Good writing matters, too. Keeping the copy conversational will improve readability. Legal phrases are fine as long as they are defined and made understandable. It might be tempting to insert a lot of keywords into the post, but that is neither wise nor necessary. Keyword stuffing — as it’s known — will punish results. Doing so often makes the copy less readable or even unreadable.

Search engines will also try to determine if your content is useful. That is, does it offer general advice (with the usual “this does not constitute legal advice” disclaimer) that might help a reader make a good decision? For example, when seeking personal injury representation, outline possible resolutions and explain the pros and cons of each.

Posts can be placed without an author’s name, adding the name can help establish expertise and trust. Adding a brief bio will further establish authority.

Of course, these posts will not write themselves and it’s easy to move this down on an already busy to-do list. But establishing a weekly workflow — story idea, writing, editing, posting —  can become as routine as making coffee.

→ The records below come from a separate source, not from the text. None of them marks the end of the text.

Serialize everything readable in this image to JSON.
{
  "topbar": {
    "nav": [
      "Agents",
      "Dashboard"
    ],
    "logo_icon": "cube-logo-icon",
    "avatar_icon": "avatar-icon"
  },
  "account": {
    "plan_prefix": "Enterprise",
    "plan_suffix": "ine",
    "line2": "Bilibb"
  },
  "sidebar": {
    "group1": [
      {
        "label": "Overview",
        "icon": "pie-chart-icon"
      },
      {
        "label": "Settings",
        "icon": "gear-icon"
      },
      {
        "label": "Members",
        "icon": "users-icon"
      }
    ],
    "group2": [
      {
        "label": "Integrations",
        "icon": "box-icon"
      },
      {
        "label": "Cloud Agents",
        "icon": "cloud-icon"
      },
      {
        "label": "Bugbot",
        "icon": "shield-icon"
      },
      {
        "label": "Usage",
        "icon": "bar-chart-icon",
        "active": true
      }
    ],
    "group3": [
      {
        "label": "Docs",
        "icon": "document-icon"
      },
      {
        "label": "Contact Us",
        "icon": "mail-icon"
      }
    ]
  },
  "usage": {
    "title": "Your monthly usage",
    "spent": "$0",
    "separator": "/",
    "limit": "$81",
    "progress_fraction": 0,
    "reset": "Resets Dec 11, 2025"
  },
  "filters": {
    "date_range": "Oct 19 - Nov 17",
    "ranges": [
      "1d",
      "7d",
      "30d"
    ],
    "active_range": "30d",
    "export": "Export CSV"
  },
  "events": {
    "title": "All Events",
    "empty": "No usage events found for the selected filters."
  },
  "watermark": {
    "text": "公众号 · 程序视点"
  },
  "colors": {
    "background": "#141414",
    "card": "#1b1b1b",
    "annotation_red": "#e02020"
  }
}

While there are no guarantees, there is a possibility that these regular posts — over time — will improve your results. If nothing else, they will add personality to your site, which is always good.